**Given data**
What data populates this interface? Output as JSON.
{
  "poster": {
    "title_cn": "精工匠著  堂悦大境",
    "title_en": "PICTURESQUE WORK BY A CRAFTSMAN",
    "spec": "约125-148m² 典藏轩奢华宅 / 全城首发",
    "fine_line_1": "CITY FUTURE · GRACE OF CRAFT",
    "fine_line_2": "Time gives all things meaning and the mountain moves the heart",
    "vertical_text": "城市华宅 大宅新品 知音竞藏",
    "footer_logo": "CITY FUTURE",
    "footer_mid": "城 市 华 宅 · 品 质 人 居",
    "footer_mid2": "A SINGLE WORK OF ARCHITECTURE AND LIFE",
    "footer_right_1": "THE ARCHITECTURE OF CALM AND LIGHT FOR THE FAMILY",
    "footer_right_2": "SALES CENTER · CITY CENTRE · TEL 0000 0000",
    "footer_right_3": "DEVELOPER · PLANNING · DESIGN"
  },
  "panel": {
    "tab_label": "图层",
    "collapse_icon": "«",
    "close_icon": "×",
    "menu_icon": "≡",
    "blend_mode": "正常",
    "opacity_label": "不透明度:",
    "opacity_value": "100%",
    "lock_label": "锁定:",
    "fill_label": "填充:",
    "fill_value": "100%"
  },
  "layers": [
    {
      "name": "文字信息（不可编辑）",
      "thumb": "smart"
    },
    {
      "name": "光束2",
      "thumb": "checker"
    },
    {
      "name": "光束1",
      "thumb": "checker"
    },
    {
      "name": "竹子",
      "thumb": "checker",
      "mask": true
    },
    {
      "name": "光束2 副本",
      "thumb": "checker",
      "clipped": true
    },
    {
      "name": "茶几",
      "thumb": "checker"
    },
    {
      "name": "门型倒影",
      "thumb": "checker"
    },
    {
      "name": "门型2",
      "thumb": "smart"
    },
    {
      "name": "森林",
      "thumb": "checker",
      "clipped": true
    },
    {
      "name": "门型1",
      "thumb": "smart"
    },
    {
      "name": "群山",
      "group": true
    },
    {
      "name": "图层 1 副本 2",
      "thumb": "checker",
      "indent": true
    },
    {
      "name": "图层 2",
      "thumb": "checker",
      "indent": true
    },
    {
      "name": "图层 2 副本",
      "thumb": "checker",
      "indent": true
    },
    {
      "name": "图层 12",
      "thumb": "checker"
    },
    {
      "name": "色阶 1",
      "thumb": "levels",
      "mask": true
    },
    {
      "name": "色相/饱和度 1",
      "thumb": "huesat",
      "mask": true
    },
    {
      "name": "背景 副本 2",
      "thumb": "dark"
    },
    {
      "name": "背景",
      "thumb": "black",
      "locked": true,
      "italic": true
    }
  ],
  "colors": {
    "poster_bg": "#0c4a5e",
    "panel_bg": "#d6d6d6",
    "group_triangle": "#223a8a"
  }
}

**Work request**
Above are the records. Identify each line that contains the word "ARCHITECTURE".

**Task answer**
    "footer_mid2": "A SINGLE WORK OF ARCHITECTURE AND LIFE",
    "footer_right_1": "THE ARCHITECTURE OF CALM AND LIGHT FOR THE FAMILY",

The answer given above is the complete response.